The Kentucky Finance and Administration Cabinet (Cabinet) must develop a strategy to replace at least 50% of commonwealth motor fleet light-duty vehicles with energy-efficient vehicles including hybrid electric, advanced lean burn, fuel cell, and alternative fuel vehicles. The Cabinet must also develop a strategy to increase the use of ethanol (including cellulosic ethanol), biodiesel, and other alternative fuels in commonwealth motor vehicle fleets. The Cabinet must report targeted vehicle and fuel usage amounts annually. (Reference Kentucky Revised Statutes 45A.625)

State Energy Plan Alternative Fuel Requirements

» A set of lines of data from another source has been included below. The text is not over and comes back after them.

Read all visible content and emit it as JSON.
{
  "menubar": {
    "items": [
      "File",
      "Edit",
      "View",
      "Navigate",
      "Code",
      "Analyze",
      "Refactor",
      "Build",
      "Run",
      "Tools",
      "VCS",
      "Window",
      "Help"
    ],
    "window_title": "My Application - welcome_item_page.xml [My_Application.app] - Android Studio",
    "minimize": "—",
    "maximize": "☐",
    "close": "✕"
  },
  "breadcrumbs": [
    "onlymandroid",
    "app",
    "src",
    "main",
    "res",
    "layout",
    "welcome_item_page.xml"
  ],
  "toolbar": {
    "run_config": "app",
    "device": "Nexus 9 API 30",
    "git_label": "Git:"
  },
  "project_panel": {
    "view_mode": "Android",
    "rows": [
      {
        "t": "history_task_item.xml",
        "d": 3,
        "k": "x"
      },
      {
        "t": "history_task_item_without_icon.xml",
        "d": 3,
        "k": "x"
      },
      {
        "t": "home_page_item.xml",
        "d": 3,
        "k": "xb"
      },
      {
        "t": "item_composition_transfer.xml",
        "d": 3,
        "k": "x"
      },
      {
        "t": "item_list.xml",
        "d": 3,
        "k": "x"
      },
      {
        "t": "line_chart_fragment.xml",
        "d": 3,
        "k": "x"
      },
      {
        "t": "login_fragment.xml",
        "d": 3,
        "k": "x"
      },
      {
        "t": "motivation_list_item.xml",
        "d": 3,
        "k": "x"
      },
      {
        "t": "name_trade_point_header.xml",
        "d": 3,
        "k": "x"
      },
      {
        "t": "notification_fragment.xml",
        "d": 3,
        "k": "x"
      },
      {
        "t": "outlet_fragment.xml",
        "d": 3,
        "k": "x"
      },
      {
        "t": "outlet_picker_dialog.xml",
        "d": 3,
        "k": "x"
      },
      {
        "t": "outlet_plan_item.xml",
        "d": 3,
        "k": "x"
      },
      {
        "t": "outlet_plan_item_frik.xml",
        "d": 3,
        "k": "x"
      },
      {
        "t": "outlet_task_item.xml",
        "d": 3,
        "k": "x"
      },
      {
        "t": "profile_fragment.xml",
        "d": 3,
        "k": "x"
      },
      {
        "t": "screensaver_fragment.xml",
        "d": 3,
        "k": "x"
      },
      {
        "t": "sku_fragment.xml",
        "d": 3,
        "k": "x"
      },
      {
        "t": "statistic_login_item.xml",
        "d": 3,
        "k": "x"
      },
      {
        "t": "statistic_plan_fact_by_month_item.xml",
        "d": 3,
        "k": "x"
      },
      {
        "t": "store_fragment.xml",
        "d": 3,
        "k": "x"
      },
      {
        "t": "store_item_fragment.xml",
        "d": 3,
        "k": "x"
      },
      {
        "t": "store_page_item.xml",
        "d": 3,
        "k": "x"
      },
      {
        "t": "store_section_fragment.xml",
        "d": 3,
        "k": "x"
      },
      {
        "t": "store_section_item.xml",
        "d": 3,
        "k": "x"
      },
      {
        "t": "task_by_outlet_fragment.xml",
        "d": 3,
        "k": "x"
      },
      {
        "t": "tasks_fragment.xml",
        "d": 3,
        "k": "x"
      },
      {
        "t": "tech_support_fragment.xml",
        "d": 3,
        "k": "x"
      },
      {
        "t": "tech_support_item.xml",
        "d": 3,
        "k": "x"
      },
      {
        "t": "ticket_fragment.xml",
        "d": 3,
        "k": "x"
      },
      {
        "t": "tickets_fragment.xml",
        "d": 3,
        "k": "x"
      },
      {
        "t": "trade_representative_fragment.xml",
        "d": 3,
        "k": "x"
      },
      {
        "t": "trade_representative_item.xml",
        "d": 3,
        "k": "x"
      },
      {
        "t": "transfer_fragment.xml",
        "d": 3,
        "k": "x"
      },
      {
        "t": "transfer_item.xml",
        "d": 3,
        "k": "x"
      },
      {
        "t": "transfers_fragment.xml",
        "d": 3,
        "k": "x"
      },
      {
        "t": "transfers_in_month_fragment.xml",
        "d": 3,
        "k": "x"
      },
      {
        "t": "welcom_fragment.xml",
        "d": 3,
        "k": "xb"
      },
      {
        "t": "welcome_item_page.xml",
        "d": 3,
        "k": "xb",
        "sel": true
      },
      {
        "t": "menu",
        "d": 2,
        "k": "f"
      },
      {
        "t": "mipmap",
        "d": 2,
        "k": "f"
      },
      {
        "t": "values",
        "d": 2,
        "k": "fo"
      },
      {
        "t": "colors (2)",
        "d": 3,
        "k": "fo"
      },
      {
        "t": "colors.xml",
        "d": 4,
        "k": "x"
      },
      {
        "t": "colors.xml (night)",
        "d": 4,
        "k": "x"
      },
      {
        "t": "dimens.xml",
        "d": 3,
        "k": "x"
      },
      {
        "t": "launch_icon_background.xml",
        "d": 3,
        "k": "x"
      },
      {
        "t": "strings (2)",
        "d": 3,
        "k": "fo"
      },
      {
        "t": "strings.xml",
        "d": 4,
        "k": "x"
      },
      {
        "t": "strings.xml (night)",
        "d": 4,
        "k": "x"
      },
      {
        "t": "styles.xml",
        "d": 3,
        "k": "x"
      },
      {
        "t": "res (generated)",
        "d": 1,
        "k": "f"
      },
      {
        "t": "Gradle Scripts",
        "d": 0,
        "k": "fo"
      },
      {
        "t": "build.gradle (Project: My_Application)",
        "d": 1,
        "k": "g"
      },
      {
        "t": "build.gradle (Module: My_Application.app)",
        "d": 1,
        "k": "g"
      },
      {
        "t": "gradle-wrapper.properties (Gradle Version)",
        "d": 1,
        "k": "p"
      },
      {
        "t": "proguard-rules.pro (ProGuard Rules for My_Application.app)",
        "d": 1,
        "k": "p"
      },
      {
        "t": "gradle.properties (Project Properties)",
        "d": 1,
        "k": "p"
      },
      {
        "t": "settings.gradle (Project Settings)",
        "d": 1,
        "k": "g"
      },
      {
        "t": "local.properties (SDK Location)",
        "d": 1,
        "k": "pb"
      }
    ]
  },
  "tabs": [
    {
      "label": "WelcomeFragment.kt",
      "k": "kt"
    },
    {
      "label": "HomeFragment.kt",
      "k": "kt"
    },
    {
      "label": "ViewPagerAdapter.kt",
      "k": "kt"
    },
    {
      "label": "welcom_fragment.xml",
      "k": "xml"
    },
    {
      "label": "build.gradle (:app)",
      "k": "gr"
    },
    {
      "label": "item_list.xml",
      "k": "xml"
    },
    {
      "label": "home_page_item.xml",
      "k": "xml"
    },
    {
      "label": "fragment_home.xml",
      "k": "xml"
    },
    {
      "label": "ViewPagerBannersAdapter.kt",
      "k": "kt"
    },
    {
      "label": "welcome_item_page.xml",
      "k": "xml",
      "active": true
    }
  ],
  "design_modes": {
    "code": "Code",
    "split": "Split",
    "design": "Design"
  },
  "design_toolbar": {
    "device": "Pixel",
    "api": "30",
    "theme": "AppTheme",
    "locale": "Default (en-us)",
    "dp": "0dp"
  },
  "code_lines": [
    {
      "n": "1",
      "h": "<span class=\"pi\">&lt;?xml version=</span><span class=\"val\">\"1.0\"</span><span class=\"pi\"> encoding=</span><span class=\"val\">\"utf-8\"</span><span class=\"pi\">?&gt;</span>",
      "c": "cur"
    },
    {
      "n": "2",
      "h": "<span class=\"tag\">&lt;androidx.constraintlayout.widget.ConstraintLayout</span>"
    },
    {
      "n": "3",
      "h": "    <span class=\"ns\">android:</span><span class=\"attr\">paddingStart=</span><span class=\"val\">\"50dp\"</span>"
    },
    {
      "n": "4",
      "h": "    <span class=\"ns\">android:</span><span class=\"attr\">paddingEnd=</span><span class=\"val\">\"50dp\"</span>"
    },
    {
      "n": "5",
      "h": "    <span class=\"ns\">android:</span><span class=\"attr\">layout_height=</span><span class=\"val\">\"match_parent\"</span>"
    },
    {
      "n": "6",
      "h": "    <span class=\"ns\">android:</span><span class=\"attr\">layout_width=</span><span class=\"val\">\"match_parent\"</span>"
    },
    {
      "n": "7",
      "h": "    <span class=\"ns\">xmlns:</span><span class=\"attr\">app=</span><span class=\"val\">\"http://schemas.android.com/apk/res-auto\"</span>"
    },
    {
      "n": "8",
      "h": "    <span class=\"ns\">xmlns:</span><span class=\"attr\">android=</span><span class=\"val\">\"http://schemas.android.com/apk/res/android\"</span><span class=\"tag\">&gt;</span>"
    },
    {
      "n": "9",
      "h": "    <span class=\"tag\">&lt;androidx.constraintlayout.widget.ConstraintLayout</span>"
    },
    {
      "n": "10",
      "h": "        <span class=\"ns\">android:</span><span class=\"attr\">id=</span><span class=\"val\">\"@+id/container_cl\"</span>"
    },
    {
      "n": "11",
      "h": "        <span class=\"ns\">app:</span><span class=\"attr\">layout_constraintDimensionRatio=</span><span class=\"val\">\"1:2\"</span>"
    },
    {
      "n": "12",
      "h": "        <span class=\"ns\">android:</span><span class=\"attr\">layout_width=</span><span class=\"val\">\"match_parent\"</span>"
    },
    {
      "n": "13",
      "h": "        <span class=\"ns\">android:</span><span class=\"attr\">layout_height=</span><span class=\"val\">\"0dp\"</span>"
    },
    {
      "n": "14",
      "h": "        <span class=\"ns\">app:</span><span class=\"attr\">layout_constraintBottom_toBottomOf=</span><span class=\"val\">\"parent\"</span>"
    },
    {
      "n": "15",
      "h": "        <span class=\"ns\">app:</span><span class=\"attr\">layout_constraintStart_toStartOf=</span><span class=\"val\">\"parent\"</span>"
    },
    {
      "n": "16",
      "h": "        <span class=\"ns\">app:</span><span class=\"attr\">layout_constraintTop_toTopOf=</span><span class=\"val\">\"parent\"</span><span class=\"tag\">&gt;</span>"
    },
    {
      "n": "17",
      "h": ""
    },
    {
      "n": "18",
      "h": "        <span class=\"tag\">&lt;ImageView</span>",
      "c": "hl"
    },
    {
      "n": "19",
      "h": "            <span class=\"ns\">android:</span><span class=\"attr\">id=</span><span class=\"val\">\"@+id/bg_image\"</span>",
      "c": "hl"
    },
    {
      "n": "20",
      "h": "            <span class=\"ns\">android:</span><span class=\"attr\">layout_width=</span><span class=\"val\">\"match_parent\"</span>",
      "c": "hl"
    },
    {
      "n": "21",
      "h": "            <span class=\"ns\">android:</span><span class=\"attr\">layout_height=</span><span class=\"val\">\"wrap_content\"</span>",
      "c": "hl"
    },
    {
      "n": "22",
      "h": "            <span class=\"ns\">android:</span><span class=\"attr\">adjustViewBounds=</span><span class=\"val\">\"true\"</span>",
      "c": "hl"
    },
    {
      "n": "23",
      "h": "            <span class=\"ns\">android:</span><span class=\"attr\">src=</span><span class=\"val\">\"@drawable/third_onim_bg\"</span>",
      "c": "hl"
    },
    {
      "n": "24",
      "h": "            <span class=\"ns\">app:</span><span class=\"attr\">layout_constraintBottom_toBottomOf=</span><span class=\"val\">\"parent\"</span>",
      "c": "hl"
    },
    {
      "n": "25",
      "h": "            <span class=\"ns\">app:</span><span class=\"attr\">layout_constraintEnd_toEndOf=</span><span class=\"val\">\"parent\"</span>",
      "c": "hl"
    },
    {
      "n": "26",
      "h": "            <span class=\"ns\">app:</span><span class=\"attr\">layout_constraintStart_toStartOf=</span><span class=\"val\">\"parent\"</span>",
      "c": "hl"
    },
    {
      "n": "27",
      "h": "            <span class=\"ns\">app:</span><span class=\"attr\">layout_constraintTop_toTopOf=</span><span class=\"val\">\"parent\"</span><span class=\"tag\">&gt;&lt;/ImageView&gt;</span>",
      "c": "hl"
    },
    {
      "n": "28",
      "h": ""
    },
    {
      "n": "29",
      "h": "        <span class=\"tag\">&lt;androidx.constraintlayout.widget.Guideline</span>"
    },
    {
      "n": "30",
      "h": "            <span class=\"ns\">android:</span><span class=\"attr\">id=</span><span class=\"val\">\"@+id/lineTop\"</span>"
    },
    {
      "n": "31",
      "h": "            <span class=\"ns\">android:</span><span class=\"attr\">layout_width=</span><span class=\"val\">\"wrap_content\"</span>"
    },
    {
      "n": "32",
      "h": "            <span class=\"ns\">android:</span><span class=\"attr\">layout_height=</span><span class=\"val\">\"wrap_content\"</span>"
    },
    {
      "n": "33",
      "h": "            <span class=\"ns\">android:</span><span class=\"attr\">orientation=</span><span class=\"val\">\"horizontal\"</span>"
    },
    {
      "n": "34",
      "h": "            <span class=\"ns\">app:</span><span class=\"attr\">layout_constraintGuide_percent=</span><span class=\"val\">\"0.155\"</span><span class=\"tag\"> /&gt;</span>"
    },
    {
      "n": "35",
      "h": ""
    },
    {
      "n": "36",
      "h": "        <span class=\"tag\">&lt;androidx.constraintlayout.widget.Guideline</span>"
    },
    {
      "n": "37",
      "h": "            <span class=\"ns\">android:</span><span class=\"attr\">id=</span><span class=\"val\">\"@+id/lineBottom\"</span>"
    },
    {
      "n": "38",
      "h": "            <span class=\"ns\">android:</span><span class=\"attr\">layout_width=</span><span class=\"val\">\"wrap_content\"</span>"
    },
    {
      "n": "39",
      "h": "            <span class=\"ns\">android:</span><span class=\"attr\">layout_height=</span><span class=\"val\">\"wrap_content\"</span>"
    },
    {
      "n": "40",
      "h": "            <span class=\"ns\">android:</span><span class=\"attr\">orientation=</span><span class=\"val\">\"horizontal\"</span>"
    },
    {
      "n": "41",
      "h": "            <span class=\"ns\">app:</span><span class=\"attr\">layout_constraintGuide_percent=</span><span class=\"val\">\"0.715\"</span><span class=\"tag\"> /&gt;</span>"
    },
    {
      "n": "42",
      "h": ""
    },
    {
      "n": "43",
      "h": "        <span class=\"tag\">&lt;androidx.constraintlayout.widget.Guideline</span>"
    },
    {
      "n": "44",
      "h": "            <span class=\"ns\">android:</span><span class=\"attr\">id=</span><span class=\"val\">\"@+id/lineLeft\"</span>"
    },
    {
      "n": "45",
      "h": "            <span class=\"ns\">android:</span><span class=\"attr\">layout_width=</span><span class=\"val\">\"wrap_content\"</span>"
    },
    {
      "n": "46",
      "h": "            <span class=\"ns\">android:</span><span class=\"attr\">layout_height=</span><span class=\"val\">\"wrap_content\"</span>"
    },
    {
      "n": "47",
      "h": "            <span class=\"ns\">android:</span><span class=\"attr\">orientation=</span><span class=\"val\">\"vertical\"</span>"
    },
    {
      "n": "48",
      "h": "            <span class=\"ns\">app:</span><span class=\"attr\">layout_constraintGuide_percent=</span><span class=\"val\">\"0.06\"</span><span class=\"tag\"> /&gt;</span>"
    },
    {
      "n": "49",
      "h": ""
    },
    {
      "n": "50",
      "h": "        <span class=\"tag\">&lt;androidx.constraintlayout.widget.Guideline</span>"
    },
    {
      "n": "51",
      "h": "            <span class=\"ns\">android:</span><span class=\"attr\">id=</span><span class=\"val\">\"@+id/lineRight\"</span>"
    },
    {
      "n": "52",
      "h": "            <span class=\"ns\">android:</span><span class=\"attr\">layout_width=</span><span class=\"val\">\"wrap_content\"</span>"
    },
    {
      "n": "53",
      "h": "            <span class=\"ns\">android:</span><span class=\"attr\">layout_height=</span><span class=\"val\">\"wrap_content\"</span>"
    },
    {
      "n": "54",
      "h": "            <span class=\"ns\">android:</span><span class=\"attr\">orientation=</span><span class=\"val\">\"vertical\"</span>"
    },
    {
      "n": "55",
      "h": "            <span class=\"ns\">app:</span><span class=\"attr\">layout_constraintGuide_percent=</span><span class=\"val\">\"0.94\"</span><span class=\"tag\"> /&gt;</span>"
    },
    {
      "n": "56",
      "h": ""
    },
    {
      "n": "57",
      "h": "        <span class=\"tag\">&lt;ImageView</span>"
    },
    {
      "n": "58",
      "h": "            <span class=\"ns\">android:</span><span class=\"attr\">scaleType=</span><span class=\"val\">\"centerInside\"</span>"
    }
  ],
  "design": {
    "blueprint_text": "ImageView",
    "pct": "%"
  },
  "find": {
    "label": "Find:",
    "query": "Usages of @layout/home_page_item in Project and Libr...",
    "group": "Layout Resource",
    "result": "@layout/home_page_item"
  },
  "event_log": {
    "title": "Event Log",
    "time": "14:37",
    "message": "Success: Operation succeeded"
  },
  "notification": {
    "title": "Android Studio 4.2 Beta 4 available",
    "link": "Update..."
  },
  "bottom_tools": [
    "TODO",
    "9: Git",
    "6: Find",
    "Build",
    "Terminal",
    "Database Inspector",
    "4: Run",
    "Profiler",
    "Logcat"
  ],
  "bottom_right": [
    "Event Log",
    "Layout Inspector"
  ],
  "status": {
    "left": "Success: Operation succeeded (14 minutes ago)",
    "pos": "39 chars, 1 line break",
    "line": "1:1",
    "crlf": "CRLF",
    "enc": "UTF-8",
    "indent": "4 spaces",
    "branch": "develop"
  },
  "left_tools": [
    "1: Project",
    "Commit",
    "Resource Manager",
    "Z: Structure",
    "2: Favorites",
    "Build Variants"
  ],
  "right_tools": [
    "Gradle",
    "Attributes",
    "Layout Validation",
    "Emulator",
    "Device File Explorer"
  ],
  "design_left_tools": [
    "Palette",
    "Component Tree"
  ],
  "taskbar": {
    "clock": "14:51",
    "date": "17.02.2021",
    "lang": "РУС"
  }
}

The Department for Energy Development and Independence (Department) oversees the development and implementation of Kentucky's comprehensive energy strategy. Specifically, the Department must develop and implement a strategy for the production of alternative transportation fuels and synthetic natural gas from fossil energy resources and biomass resources, including biodiesel and ethanol. Kentucky's Governor's developed a commonwealth energy plan, Intelligent Energy Choices for Kentucky's Future, in 2008. This plan proposes seven strategies to support a renewable and efficiency portfolio standard and to develop an alternative transportation fuel standard and set fuel production goals. For more information, see the Department's Energy Plan website. (Reference Kentucky Revised Statutes 152.720)

Compressed Natural Gas (CNG) Deregulation

The Kentucky Public Service Commission may not regulate the rates, terms, or conditions of service for the sale of CNG to a fueling station, retailer, or to any end-user for use as a motor vehicle fuel. (Reference Kentucky Revised Statutes 278.508)

Low-Speed Electric Vehicle Access to Roadways

A low-speed vehicle is defined as a four-wheeled vehicle propelled by an electric motor, combustion-driven motor, or a combination of the two and designed to operate at speeds of up to 25 miles per hour (mph). Low-speed vehicles may operate on roads with posted speed limits of up to 35 mph provided that the vehicle has not been modified to increase its speed above the original standard manufactured limit. Low-speed vehicles may only cross roads with posted speed limits above 35 mph if the intersection is equipped with a traffic signal. Low-speed vehicles must display a vehicle identification number; be titled, registered, and insured as motor vehicles; and meet safety standards specified in Title 49 of the Code of Federal Regulations, section 571.500. (Reference Executive Order 2008-824, 2008, and Kentucky Revised Statutes 186.010 and 189.282)